Today we’re joined by Jonah S. Jonah is a wonderful artist who specializes in film and music. As a dedicated filmmaker, they enjoy making short films and do a lot of editing and directing. When they’re not working on film, Jonah also enjoys creating music and plays a variety of instruments. They have an admirable amount of enthusiasm and love for art, as you’ll read. My thanks to them for taking the time to participate in this interview.
Please, tell us about your art.
My favorite medium to work in is film. I love editing and writing, but I have also directed a few short films. I’m still working to develop a distinct style of film, but I pay a lot of attention to the color palettes of my work, as I feel they are just as important as the story itself to the work as one cohesive unit.
I have played classical piano for quite some time, but I have recently gotten into writing electronic songs in Ableton Live. This past summer I released my first album, Songs For Summer Days, in which I sampled sounds from commonplace objects and made a song out of them every day. I also play ukulele for the band Maniac Foxy, but we’re still working on writing songs to perform.
What inspires you?
As a current environmental science major, I’d have to say that nature is a big inspiration for everything I do, from film to music to (the very occasional) visual art.
For each film project I work on, I seek out usually one or two specific genres or artists to sort of guide the visual development of the film. I usually end up using this music to score the film in the end! For example, my first film “La Vie En Rose,” is inspired by French new wave films, so I scored it with some avant-garde jazz, which I thought is pretty much the musical equivalent of the new wave’s freeform-ness. Another project I directed, “Run For Your Life,” has politics at the center of the narrative, so it draws heavily from anarchist folk-punk music like Defiance, Ohio.
What got you interested in your field? Have you always wanted to be an artist?
I work in film because it’s an intersection of basically every art form, so I don’t have to choose one to work in! There’s really no more to that, I’ve just always been interested in film.
My interest in music is more complicated than that, but I think that it stems from the fact that my grandmother is an extremely talented soprano singer who used to perform in operas and the Houston equivalent of Broadway. As a result, I’ve grown up surrounded by quite a lot of music.
Do you have any kind of special or unique signature, symbol, or feature you include in your work that you’d be willing to reveal?
I’ve tried to have an extra wear my red hoodie that says “Vampire Weekend” in the background of every film I’ve made. I haven’t kept up with it but it’s there sometimes!
What advice would you give young aspiring artists?
If you’re entering film, don’t compromise your vision to accommodate the limiting standards that the film industry has put in place. Retain a clear divide between the art that you do for yourself and any professional film experience (internships, PA jobs, etc.). That way, you’ll gain a lot of experience while not succumbing to the limitations of mainstream film.

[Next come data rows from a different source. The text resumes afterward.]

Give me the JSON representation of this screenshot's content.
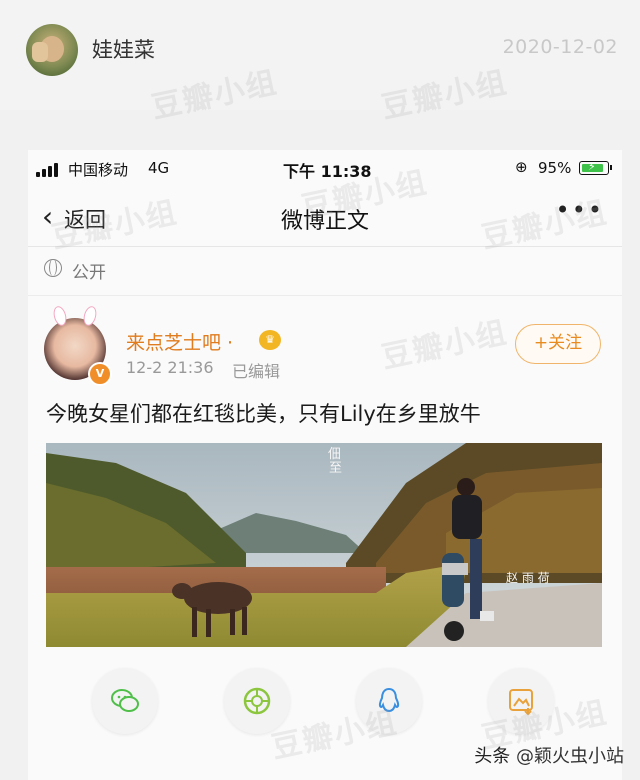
{
  "repost": {
    "username": "娃娃菜",
    "date": "2020-12-02"
  },
  "status_bar": {
    "carrier": "中国移动",
    "network": "4G",
    "time": "下午 11:38",
    "battery": "95%",
    "battery_level": 0.95
  },
  "nav": {
    "back_label": "返回",
    "title": "微博正文",
    "more": "•••"
  },
  "visibility": "公开",
  "post": {
    "author": "来点芝士吧 ·",
    "time": "12-2 21:36",
    "edited": "已编辑",
    "follow_label": "+关注",
    "text": "今晚女星们都在红毯比美，只有Lily在乡里放牛",
    "image_captions": [
      "佃",
      "至",
      "赵 雨 荷"
    ]
  },
  "share": {
    "icons": [
      "wechat-icon",
      "moments-icon",
      "qq-icon",
      "save-image-icon"
    ]
  },
  "watermark": "豆瓣小组",
  "credit": {
    "source": "头条",
    "handle": "@颖火虫小站"
  },
  "colors": {
    "accent_orange": "#e88b20",
    "wechat_green": "#4fbf4a",
    "qq_blue": "#3a8fe0",
    "gallery_orange": "#e9a23b"
  }
}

Where on the spectrum do you identify?
I am asexual and I prefer not to specify a romantic orientation (I’m like almost aro though).
Have you encountered any kind of ace prejudice or ignorance in your field? If so, how do you handle it?
I haven’t encountered any in the film or music scenes, but that would be because I’m just not that involved publicly. I do know that there’s a lot of pressure on writers to introduce romantic subplots into their screenplays, and I tried that a few times, but eventually I was like “I am never doing this again”.
Additionally, there is a severe lack of asexual representation in mainstream media (along with nonbinary representation), so I hope to help remedy that.
What’s the most common misconception about asexuality that you’ve encountered?
I’ve heard a lot of really nasty rhetoric coming from aphobic people on Tumblr who post about “ace discourse” but I don’t really want to go into that.
What advice would you give to any asexual individuals out there who might be struggling with their orientation?
Someone once told me that if you think you aren’t cis then you probably aren’t to some degree and I think this definitely applies to the asexual and aromantic spectrums as well (and to some extent pretty much any LGBTQ identity). There’s nothing wrong with “questioning” and there’s nothing wrong with deciding not to identify as anything in particular.
Finally, where can people find out more about your work?
I have put together a film portfolio here: jonahshaukatfilm.weebly.com
The good ones are at the top and they get progressively worse as you scroll down.
Also, here is a link to the album I released this past summer: https://maniacfoxy.bandcamp.com/
Should any of y’all wish to drop by and say hi, my Tumblr is http://topitmunkeydog.tumblr.com/.
Thank you, Jonah, for participating in this interview and this project. It’s very much appreciated.